As the two largest Tampa Bay Area cities of Tampa and St. Petersburg continue growing with massive new legacy projects such as Tampa’s Water Street District and the New St. Pete Pier, leaders in the region’s third-largest city, Clearwater, are building a strategic vision designed to shape their future.
Long regarded by many locals as a relatively quiet beach town, Clearwater has been parlaying its reputation as a destination for sunshine and sand into one highlighting opportunities for new businesses and job creation of all sizes. Clearwater officials convincingly make this case in Invest: Tampa Bay 2020, an annual report that examines the growth and vitality of the local economy.
As Clearwater Mayor Frank Hibbard remarked in the socioeconomic recap of the region, his city in Pinellas County has two major challenges: aging housing and the need for more efficient transportation.
“We do not have the capacity to add lanes in Clearwater, so we have to work on mass transit and making our roads more efficient at moving traffic.” He identified the transportation issue as a regional challenge and one that can be met in Clearwater by better timing of traffic signals, ride-sharing, and introducing alternatives modes of transportation as well as creating higher-density zoning near mass-transit hubs.
He also spells out the remedy for revitalizing older homes in the city, where the average age of homes is around 41 years old and the newest community, Countryside, was largely built out by the early 1980s.
“We need to see families moving into the city and make investments to rejuvenate our housing.

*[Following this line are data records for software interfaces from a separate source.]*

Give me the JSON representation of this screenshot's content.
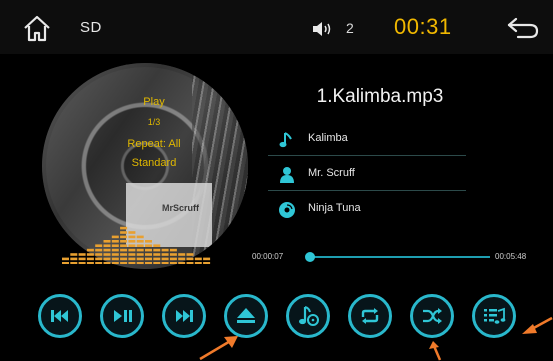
{
  "header": {
    "source_label": "SD",
    "volume_level": "2",
    "clock": "00:31",
    "home_icon": "home-icon",
    "volume_icon": "speaker-icon",
    "back_icon": "back-arrow-icon"
  },
  "disc": {
    "play_status": "Play",
    "track_position": "1/3",
    "repeat_mode": "Repeat: All",
    "eq_mode": "Standard"
  },
  "track": {
    "file_name": "1.Kalimba.mp3",
    "title": "Kalimba",
    "artist": "Mr. Scruff",
    "album": "Ninja Tuna"
  },
  "progress": {
    "elapsed": "00:00:07",
    "total": "00:05:48",
    "fraction": 0.02
  },
  "controls": [
    {
      "name": "previous-button",
      "icon": "skip-back-icon"
    },
    {
      "name": "play-pause-button",
      "icon": "play-pause-icon"
    },
    {
      "name": "next-button",
      "icon": "skip-forward-icon"
    },
    {
      "name": "eject-button",
      "icon": "eject-icon"
    },
    {
      "name": "music-source-button",
      "icon": "music-note-disc-icon"
    },
    {
      "name": "repeat-button",
      "icon": "repeat-icon"
    },
    {
      "name": "shuffle-button",
      "icon": "shuffle-icon"
    },
    {
      "name": "playlist-button",
      "icon": "playlist-icon"
    }
  ],
  "colors": {
    "accent": "#29b8cc",
    "clock": "#f1b800",
    "disc_text": "#e0b800",
    "eq_bars": "#e8a030",
    "annotation_arrow": "#f07a2a"
  }
}
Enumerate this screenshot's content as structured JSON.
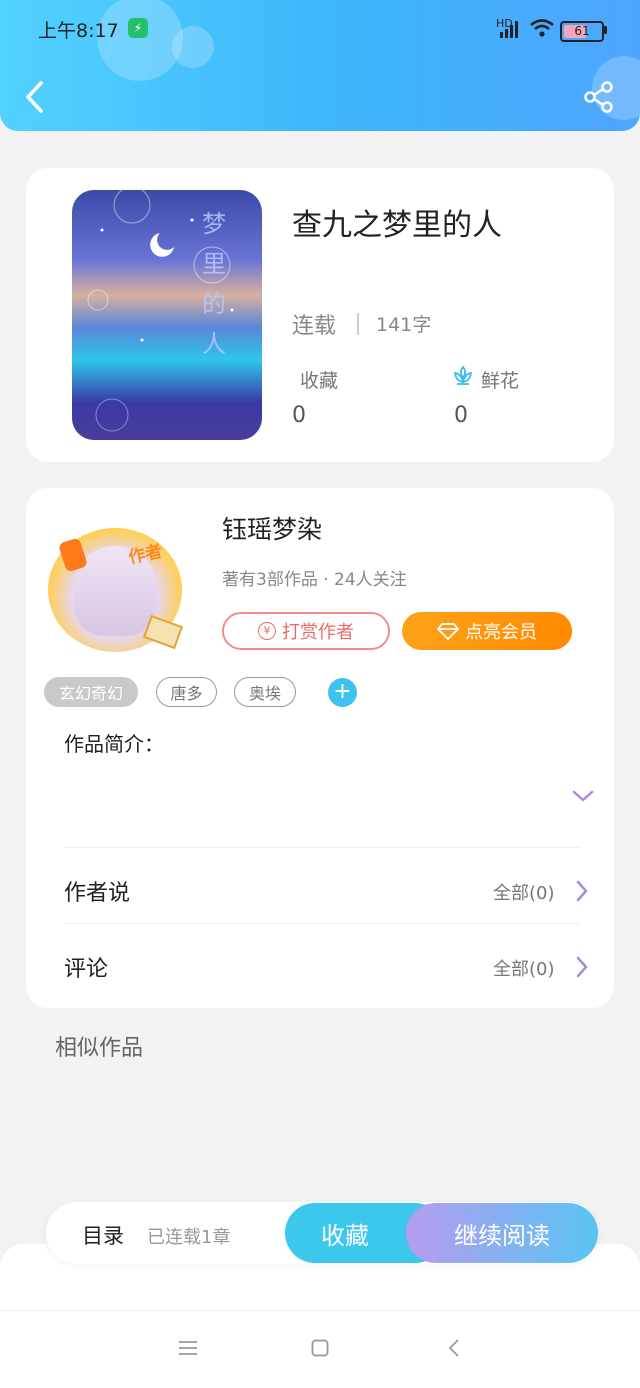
{
  "status_bar": {
    "time": "上午8:17",
    "network": "HD",
    "battery": "61",
    "battery_level": 0.61
  },
  "book": {
    "title": "查九之梦里的人",
    "status": "连载",
    "word_count": "141字",
    "cover_text": "梦里的人",
    "favorites_label": "收藏",
    "favorites_value": "0",
    "flowers_label": "鲜花",
    "flowers_value": "0"
  },
  "author": {
    "badge": "作者",
    "name": "钰瑶梦染",
    "meta": "著有3部作品 · 24人关注",
    "tip_button": "打赏作者",
    "tip_icon": "¥",
    "vip_button": "点亮会员"
  },
  "tags": [
    "玄幻奇幻",
    "唐多",
    "奥埃"
  ],
  "intro_label": "作品简介：",
  "rows": {
    "author_says": {
      "label": "作者说",
      "right": "全部(0)"
    },
    "comments": {
      "label": "评论",
      "right": "全部(0)"
    }
  },
  "similar_label": "相似作品",
  "bottom_bar": {
    "catalog": "目录",
    "progress": "已连载1章",
    "collect": "收藏",
    "continue": "继续阅读"
  },
  "colors": {
    "accent": "#3cc8ec",
    "vip_orange": "#ff8a00",
    "purple": "#b59cf0"
  }
}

This is not an easy task, but with the right environment it can happen.” Mayor Hibbard sees the answer for this by way of improving schools, furthering police protection, calming traffic in neighborhoods, ensuring a good quality of life, and keeping the city an affordable place to live.
Capital improvement projects remain vital to Clearwater’s growth and are largely funded by the Penny for Pinellas, a 1% sales tax increase that originally went into effect in 1990, and has been extended three times since. Both residents of the city and the region’s countless visitors are the beneficiaries of the many projects funded by the tax, including roads, bridges, environmental preservation, new parks, and the creation of or upgrades to other public amenities.
Continued investments in healthcare and higher education are also helping the city diversify its largely tourist-centric economy.
BayCare Health System is the city’s largest single employer, while Nova Southeastern University opened its new $200-million, 311,000-square-foot Tampa Bay Regional Campus in Clearwater in September 2019. Clearwater-based KnowBe4, a company involved with training for security awareness and phishing, reached a valuation of $1 billion, and cybersecurity giant (ISC)2 is planning the construction of a video production studio at its Clearwater headquarters.
In downtown Clearwater, a dynamic project aimed at opening the city’s downtown waterfront to new multi-use development through public funds and private investments is underway. Imagine Clearwater will integrate alternative modes of transportation and enhance walkability while orchestrating the redevelopment of the former Harborview Center and city hall sites, enhancements to the Cleveland Street corridor, the creation of a new city gateway, and improvements to nearby parks and entertainment venues.
To find out more about Clearwater’s recent growth and the future vision for the city, check out Invest: Tampa Bay 2020 – An In-Depth Review of the Key Issues Facing the Cities of Tampa, St. Petersburg, and Clearwater Featuring the Exclusive Insights of Prominent Industry Leaders.
Funding for this story was provided by the City of Clearwater Department of Economic Development.